--- Task description ---
Lines of the data that contain the word "structured" are the ones to copy.
● ● ● ● ● ● ●
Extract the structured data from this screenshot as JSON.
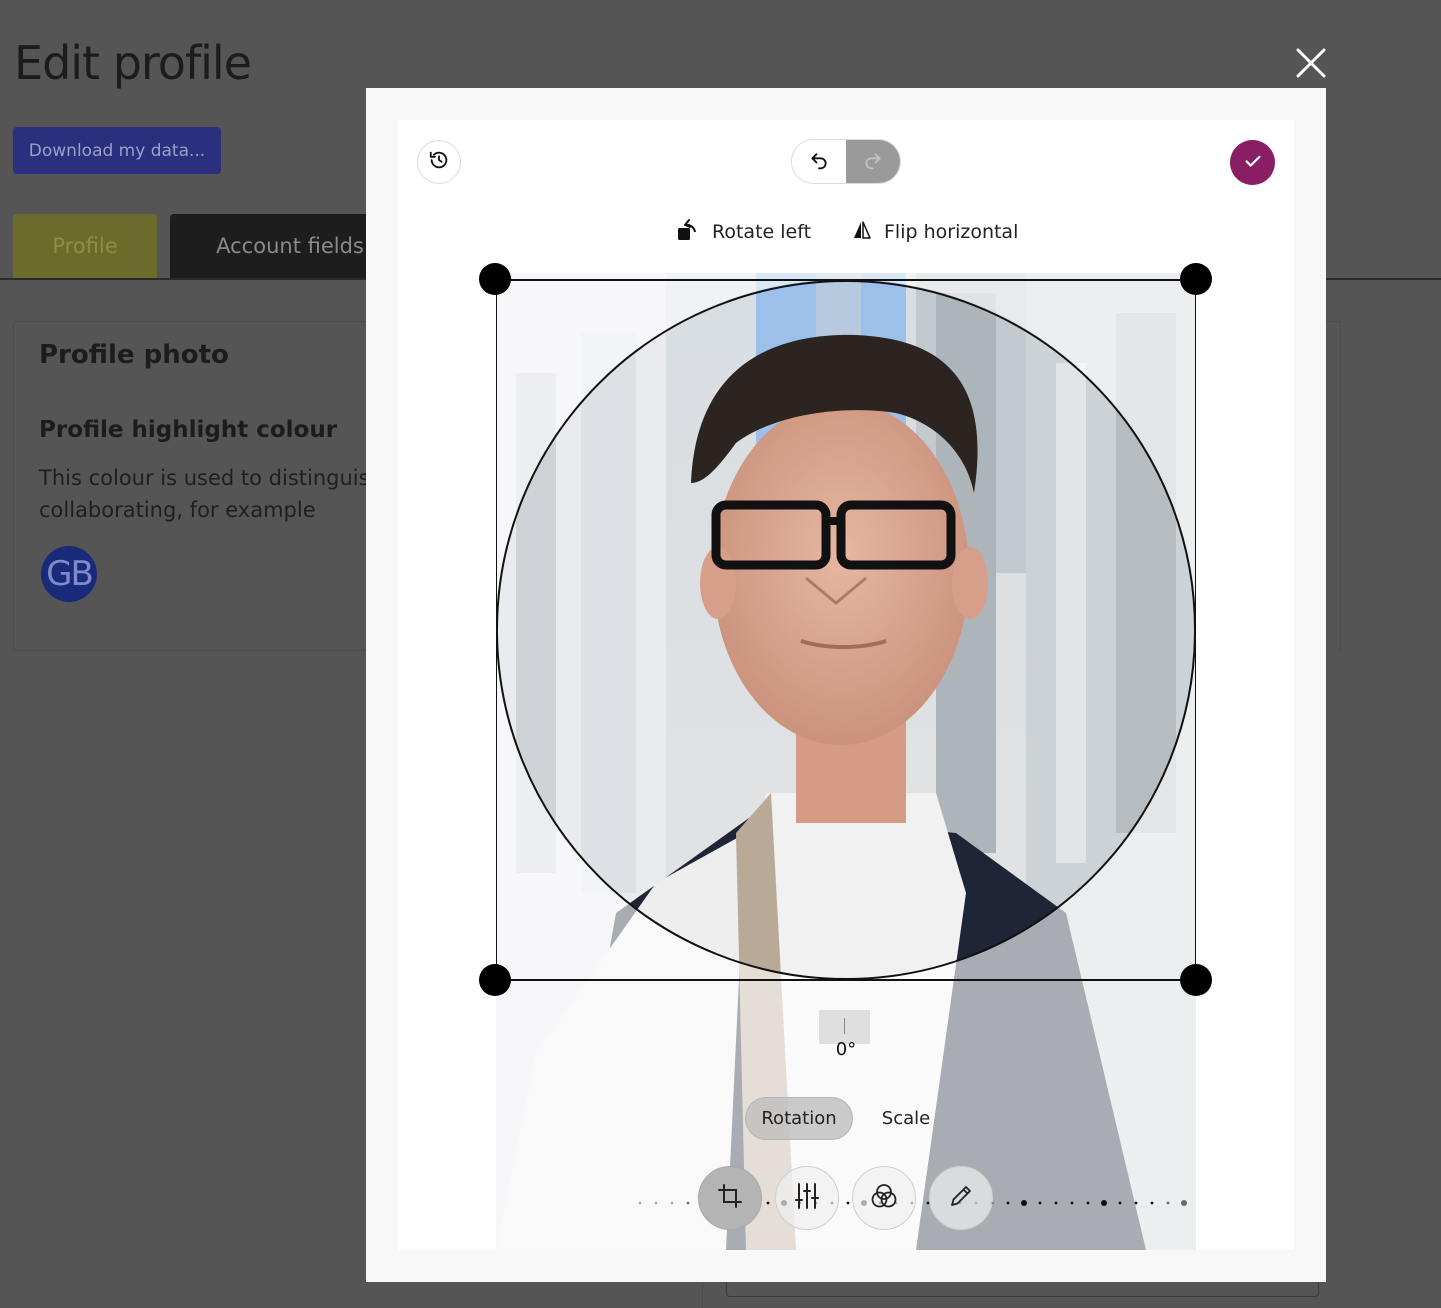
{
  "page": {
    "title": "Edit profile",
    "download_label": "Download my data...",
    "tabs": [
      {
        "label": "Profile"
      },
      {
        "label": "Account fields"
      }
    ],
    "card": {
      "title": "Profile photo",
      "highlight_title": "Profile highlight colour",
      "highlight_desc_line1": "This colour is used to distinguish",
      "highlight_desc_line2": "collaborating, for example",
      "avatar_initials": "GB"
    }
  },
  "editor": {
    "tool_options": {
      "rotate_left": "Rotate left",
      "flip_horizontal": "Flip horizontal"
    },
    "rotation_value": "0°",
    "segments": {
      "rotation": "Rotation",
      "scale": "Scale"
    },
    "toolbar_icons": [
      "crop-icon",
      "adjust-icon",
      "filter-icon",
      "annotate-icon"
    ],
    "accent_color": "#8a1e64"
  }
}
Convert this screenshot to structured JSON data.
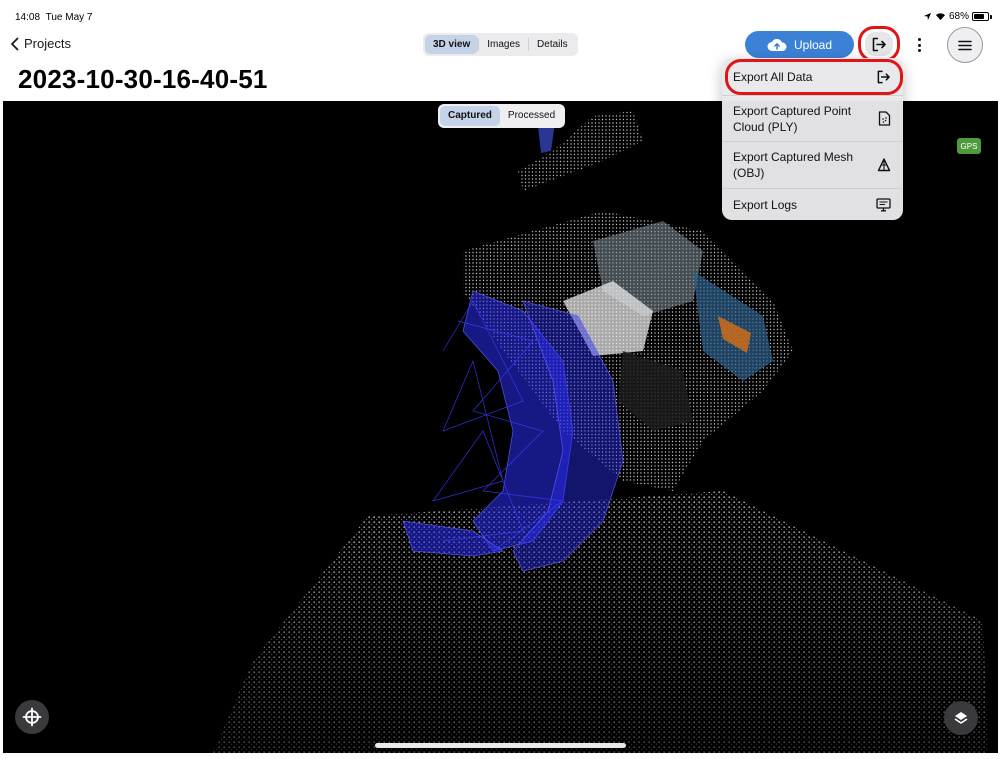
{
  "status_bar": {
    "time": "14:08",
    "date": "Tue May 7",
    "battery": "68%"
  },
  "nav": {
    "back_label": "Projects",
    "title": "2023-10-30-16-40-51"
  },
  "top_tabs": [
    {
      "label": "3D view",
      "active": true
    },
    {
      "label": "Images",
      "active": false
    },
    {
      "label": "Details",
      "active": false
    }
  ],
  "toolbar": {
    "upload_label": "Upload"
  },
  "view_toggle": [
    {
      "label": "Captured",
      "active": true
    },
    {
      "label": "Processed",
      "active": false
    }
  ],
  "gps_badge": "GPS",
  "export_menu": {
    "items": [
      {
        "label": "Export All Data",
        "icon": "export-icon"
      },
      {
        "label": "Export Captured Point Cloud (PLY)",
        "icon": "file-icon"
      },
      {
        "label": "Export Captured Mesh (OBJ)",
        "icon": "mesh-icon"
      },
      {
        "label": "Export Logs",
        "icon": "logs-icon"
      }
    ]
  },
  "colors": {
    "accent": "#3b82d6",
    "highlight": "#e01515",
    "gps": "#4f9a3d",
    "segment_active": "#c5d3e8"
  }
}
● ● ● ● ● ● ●
--- Response ---
Extract the structured data from this screenshot as JSON.
Convert this screenshot to structured JSON data.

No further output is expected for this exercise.